* Available records
######
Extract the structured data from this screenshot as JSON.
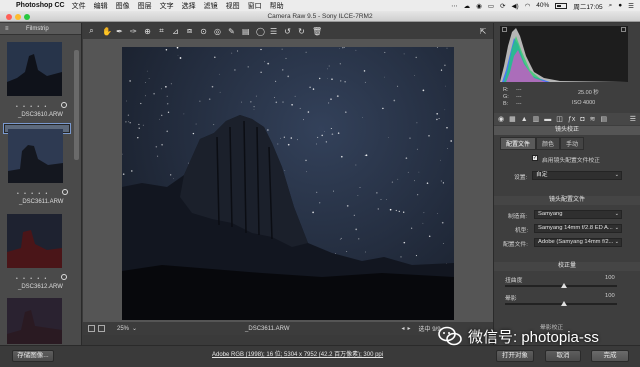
{
  "menubar": {
    "app_name": "Photoshop CC",
    "items": [
      "文件",
      "编辑",
      "图像",
      "图层",
      "文字",
      "选择",
      "滤镜",
      "视图",
      "窗口",
      "帮助"
    ],
    "battery": "40%",
    "clock": "周二17:05"
  },
  "window": {
    "title": "Camera Raw 9.5  -  Sony ILCE-7RM2"
  },
  "filmstrip": {
    "title": "Filmstrip",
    "stars": "• • • • •",
    "thumbs": [
      {
        "name": "_DSC3610.ARW"
      },
      {
        "name": "_DSC3611.ARW"
      },
      {
        "name": "_DSC3612.ARW"
      }
    ]
  },
  "canvas": {
    "zoom": "25%",
    "filename": "_DSC3611.ARW",
    "selection": "选中 9/9"
  },
  "right_panel": {
    "rgb": {
      "r": "R:",
      "g": "G:",
      "b": "B:",
      "dash": "---"
    },
    "exposure": "25.00 秒",
    "iso": "ISO 4000",
    "section_title": "镜头校正",
    "subtabs": [
      "配置文件",
      "颜色",
      "手动"
    ],
    "enable_profile_label": "启用镜头配置文件校正",
    "setup_label": "设置:",
    "setup_value": "自定",
    "profile_section": "镜头配置文件",
    "make_label": "制造商:",
    "make_value": "Samyang",
    "model_label": "机型:",
    "model_value": "Samyang 14mm f/2.8 ED A...",
    "profile_label": "配置文件:",
    "profile_value": "Adobe (Samyang 14mm f/2...",
    "correction_section": "校正量",
    "distortion_label": "扭曲度",
    "distortion_value": "100",
    "vignette_label": "晕影",
    "vignette_value": "100",
    "partial_label": "晕影校正"
  },
  "bottom": {
    "save_label": "存储图像...",
    "workflow_link": "Adobe RGB (1998); 16 位; 5304 x 7952 (42.2 百万像素); 300 ppi",
    "open_label": "打开对象",
    "cancel_label": "取消",
    "done_label": "完成"
  },
  "watermark": {
    "text": "微信号: photopia-ss"
  }
}
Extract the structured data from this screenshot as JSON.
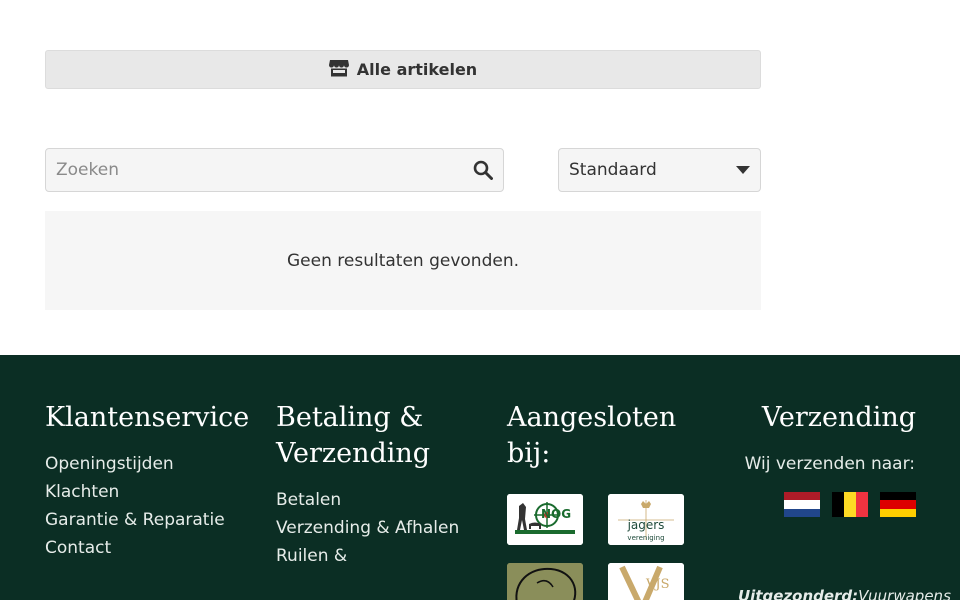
{
  "main": {
    "all_button_label": "Alle artikelen",
    "search_placeholder": "Zoeken",
    "sort_selected": "Standaard",
    "no_results": "Geen resultaten gevonden."
  },
  "footer": {
    "customer_service": {
      "title": "Klantenservice",
      "links": [
        "Openingstijden",
        "Klachten",
        "Garantie & Reparatie",
        "Contact"
      ]
    },
    "payment": {
      "title": "Betaling & Verzending",
      "links": [
        "Betalen",
        "Verzending & Afhalen",
        "Ruilen &"
      ]
    },
    "affiliated": {
      "title": "Aangesloten bij:",
      "logos": [
        {
          "name": "nog-logo",
          "text": "NOG"
        },
        {
          "name": "jagersvereniging-logo",
          "text": "jagers",
          "subtext": "vereniging"
        },
        {
          "name": "hunter-badge-logo"
        },
        {
          "name": "vjs-logo",
          "text": "VJS"
        }
      ]
    },
    "shipping": {
      "title": "Verzending",
      "text": "Wij verzenden naar:",
      "flags": [
        "netherlands-flag",
        "belgium-flag",
        "germany-flag"
      ],
      "except_label": "Uitgezonderd:",
      "except_text": "Vuurwapens"
    }
  },
  "colors": {
    "footer_bg": "#0b2e24",
    "button_bg": "#e8e8e8",
    "text": "#333333"
  }
}
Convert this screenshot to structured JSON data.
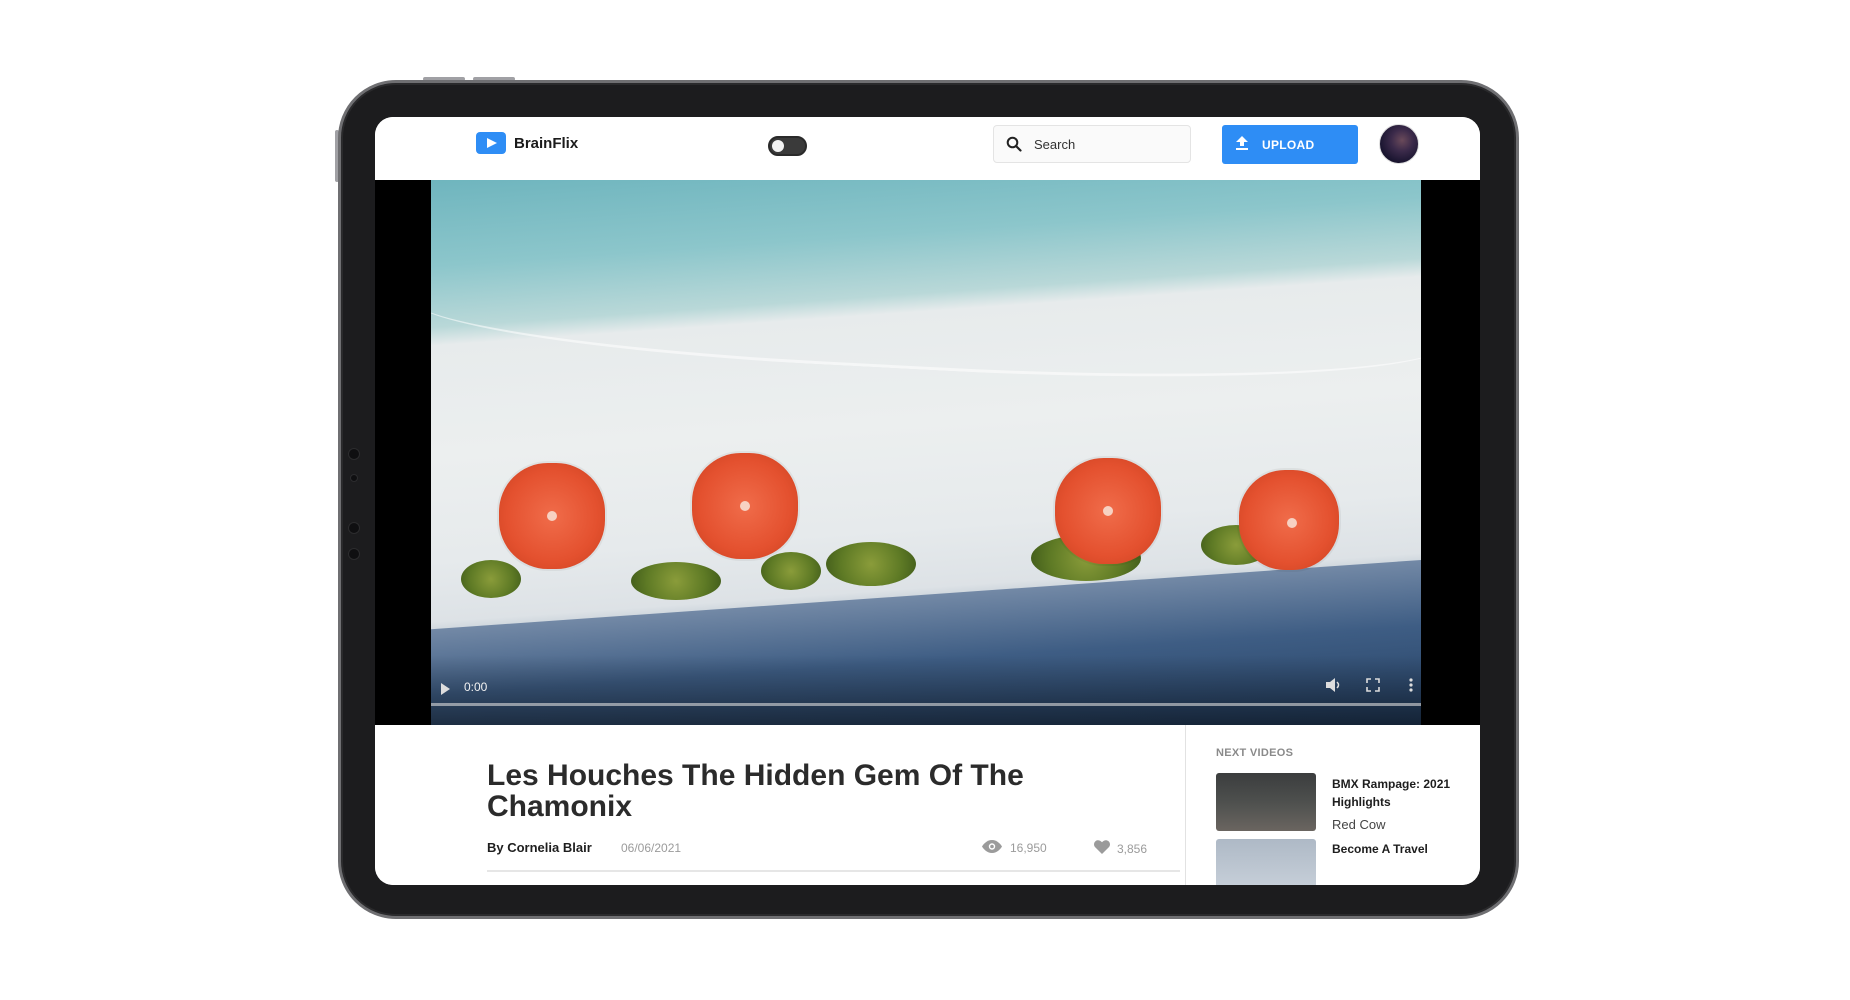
{
  "header": {
    "brand": "BrainFlix",
    "search_placeholder": "Search",
    "upload_label": "UPLOAD"
  },
  "player": {
    "current_time": "0:00"
  },
  "video": {
    "title": "Les Houches The Hidden Gem Of The Chamonix",
    "author": "By Cornelia Blair",
    "date": "06/06/2021",
    "views": "16,950",
    "likes": "3,856"
  },
  "next_videos": {
    "heading": "NEXT VIDEOS",
    "items": [
      {
        "title": "BMX Rampage: 2021 Highlights",
        "channel": "Red Cow"
      },
      {
        "title": "Become A Travel",
        "channel": ""
      }
    ]
  },
  "colors": {
    "accent": "#2e8df5",
    "text_dark": "#2b2b2b",
    "text_muted": "#9b9b9b"
  }
}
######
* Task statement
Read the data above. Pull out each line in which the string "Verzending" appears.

* Your solution
      "title": "Betaling & Verzending",
        "Verzending & Afhalen",
      "title": "Verzending",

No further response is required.